*** Information provided Section Begins ***

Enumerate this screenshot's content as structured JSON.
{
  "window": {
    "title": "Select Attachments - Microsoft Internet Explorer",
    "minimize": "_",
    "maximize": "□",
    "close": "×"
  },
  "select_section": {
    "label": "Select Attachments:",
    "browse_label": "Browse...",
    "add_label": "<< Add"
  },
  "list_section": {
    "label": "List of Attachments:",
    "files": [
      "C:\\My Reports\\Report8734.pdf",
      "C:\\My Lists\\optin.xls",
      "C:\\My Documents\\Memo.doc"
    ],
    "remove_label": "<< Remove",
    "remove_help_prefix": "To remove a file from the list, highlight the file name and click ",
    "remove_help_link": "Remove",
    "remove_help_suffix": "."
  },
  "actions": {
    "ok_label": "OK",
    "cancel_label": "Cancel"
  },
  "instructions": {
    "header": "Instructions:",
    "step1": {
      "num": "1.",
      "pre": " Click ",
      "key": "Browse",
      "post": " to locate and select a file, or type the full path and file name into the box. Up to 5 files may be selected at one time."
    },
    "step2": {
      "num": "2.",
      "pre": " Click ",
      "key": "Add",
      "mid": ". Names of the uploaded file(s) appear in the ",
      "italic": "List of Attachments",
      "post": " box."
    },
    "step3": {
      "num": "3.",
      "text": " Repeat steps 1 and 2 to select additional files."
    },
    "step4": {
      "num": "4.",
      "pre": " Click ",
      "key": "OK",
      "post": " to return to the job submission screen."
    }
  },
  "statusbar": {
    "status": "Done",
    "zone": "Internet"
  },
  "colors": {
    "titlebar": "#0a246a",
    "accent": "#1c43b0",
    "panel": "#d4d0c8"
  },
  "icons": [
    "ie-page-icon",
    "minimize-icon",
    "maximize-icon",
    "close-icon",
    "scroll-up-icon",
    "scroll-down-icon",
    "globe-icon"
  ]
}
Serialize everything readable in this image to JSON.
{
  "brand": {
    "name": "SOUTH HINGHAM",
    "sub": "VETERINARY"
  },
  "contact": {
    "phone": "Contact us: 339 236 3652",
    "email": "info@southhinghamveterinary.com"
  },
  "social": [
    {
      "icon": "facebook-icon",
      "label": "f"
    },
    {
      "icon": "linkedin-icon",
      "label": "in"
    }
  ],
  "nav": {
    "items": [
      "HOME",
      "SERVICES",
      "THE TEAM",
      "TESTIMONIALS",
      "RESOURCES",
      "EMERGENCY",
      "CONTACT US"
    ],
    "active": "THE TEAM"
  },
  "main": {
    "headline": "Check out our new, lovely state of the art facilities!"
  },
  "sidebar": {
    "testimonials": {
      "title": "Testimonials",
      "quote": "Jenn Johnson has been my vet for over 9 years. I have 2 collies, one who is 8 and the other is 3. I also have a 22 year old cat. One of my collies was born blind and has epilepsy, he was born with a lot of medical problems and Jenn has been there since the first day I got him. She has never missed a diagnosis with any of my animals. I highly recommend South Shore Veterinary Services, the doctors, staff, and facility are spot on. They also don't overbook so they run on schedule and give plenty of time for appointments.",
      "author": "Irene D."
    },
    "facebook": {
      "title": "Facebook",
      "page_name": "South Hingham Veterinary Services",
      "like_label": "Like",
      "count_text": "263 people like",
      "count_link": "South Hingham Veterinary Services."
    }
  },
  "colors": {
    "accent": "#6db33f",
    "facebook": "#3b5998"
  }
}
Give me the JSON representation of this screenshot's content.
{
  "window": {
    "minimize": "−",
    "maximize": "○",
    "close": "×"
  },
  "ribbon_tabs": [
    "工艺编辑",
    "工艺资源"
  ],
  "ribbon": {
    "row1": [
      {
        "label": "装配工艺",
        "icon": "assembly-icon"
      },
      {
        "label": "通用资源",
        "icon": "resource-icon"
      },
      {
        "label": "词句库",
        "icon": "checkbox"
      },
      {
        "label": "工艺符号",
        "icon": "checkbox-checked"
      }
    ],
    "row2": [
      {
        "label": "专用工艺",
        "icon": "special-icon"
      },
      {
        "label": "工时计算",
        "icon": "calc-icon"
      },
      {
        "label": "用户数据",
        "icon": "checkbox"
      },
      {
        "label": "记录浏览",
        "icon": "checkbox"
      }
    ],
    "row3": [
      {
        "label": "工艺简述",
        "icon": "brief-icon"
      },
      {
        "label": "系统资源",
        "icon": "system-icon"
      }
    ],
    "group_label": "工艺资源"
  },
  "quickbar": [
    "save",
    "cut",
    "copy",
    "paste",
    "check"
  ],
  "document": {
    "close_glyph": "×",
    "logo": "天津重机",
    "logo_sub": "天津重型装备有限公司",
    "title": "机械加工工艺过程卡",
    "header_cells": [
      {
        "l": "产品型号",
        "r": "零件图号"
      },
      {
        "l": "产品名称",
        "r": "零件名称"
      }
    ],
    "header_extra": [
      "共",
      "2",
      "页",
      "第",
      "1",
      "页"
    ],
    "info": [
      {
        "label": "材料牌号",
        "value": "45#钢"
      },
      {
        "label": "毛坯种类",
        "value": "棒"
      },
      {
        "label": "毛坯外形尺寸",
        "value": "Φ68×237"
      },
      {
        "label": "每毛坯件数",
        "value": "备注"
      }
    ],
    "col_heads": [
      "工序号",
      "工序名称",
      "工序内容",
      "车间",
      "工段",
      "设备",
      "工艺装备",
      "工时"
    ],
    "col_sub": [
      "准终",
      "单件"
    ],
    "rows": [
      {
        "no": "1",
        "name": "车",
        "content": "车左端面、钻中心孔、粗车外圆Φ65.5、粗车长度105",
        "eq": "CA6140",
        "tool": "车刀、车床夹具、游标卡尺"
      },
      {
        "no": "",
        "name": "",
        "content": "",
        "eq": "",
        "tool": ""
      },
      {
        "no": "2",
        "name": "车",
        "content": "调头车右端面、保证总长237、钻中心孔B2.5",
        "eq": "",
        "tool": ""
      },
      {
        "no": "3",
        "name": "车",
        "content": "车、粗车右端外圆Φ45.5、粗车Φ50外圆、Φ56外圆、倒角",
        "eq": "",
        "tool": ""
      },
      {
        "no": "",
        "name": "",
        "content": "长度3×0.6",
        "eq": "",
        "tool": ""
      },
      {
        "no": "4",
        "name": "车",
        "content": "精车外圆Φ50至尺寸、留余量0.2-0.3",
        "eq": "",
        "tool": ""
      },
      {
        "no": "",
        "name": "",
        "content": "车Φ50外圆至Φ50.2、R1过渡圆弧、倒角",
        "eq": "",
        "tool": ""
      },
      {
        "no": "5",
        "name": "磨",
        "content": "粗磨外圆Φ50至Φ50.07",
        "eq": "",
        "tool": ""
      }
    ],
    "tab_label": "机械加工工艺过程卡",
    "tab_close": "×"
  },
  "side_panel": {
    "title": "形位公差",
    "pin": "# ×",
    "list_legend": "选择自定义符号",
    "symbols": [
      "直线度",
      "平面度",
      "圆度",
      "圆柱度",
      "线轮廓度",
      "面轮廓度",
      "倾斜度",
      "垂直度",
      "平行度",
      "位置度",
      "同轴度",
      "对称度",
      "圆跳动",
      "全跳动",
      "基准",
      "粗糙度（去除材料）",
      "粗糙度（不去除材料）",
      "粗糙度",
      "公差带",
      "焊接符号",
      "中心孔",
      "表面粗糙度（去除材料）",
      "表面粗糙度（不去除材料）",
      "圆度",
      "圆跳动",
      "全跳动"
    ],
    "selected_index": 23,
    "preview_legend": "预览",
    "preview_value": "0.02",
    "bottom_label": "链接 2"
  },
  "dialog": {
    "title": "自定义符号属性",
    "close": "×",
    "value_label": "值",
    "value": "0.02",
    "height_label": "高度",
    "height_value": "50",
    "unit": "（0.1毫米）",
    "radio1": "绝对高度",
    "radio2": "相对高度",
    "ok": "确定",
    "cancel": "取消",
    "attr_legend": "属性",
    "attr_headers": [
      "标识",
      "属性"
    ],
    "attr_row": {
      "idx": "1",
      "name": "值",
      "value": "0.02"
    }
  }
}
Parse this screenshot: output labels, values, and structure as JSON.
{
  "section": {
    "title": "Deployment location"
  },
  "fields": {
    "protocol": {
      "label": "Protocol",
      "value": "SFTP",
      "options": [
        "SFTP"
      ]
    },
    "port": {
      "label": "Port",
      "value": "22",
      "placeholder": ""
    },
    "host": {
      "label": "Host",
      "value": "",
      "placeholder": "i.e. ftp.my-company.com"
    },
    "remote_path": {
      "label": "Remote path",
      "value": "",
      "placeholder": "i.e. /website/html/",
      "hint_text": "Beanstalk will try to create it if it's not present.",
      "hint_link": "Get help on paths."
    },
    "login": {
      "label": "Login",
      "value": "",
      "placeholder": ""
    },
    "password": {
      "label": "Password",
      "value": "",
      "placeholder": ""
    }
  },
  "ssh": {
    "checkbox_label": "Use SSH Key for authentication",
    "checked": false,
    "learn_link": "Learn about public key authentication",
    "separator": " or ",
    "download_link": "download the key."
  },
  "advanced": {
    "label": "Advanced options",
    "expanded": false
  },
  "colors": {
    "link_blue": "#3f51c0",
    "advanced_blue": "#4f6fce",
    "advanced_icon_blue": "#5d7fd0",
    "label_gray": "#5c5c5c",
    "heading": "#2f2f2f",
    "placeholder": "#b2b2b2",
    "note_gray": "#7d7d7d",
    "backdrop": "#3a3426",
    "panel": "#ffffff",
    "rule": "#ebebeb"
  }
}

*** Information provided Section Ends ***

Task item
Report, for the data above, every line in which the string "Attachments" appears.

Reply
    "title": "Select Attachments - Microsoft Internet Explorer",
    "label": "Select Attachments:",
    "label": "List of Attachments:",
      "italic": "List of Attachments",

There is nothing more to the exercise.